|The assembled Valkyries in Act III of Die Walküre at the Met. |
At the top of the set: Deborah Voigt as Brunnhilde with Eva-Maria Westbroek as Sieglinde.
Photo by Ken Howard © 2011 The Metropolitan Opera
This performance also afforded a chance to hear Eva-Maria Westbroek as Sieglinde. Ms. Westbroek was ill at the premiere, and did not sing in Act II and III. Restored to health, she displayed a powerful, rounded soprano that turns round and full in her lower register and rises to an impressive height at the top.
She is also a good physical onstage match for Jonas Kaufmann as Siegmund, and their love scene, conducted with fervor by James Levine, brought the first act to a thrilling close. However, she sounded pinched in the third, and "O heiliges wunder" did not bloom fully as it should. Mr. Kaufmann repeated his excellent portrayal from the opener. With singing like this, one regrets that his character dies at the end of Act II.
Deborah Voigt plays Brunnhilde as a spunky, enthusiastic teenager in her opening scene. The character underwent a harsh schooling in the long monologue by her father Wotan (Bryn Terfel.) Ms. Voigt displayed flawless "Hojotohos", maintaining lyric line through those difficult leaps. The Annunciation of Death was beautifully sung, though taken at a glacial pace by Mr. Levine. She also seemed to find more depth in her interpretation in the third act, displaying a deep emotional connection with Mr. Terfel.
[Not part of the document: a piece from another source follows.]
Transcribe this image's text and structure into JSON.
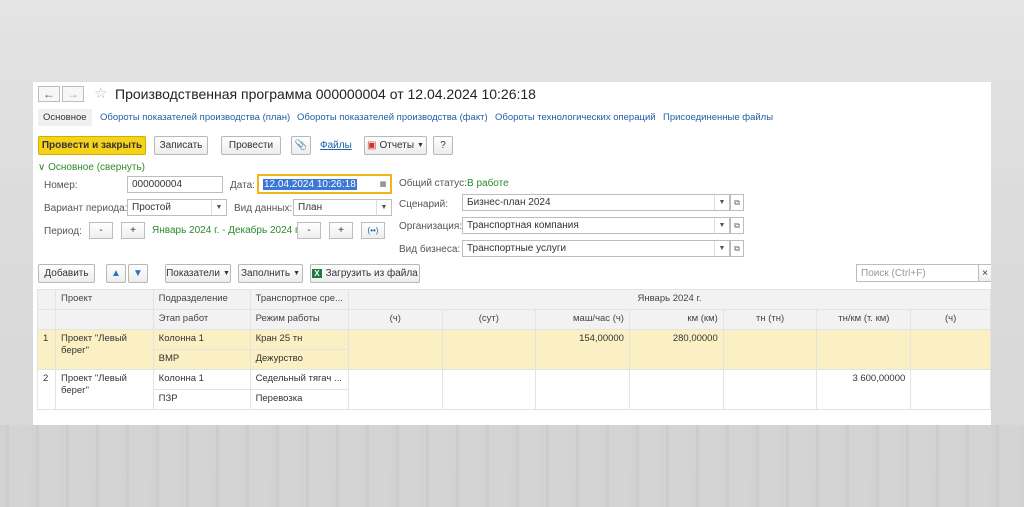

Bryn Terfel sounded more comfortable as Wotan, singing with greater power and warmth. His first scene with Stephanie Blythe's searing Fricka went superbly well, with both singers more comfortable with the precarious set. Mr. Terfel used his strength as a lieder singer to maintain narrative drive through Wotan's monologue, aided by a bulbous, ocular movie screen that rises from the depths– like the god's missing, glaring eye.
He was even better in the third act, raging at the Valkyries and then singing a moving, proper Farewell to Brunnhilde. The annoying mannerisms (like the strangled cry of "Geh!" at the end of Act II) were gone, replaced by a greater warmth of tone and fluidity of line throughout the opera. As Hunding, Hans Peter König remains a scary Santa Claus, singing with a rich, impressive bass that menaces even when his bearing does not terrify.
This production has been plagued by onstage problems, particularly with actors mounting and dismounting the moving planks of the machine set. No slips happened on Monday, although the planks did thud distractingly as they flapped up and down to depict Brunnhilde's flying horse. In the combat scene at the end of Act II, Siegmund's sword, Nothung, failed to break. Ms. Voigt scooped it up and hid the unbroken weapon (behind her leg) as she escorted Sieglinde offstage.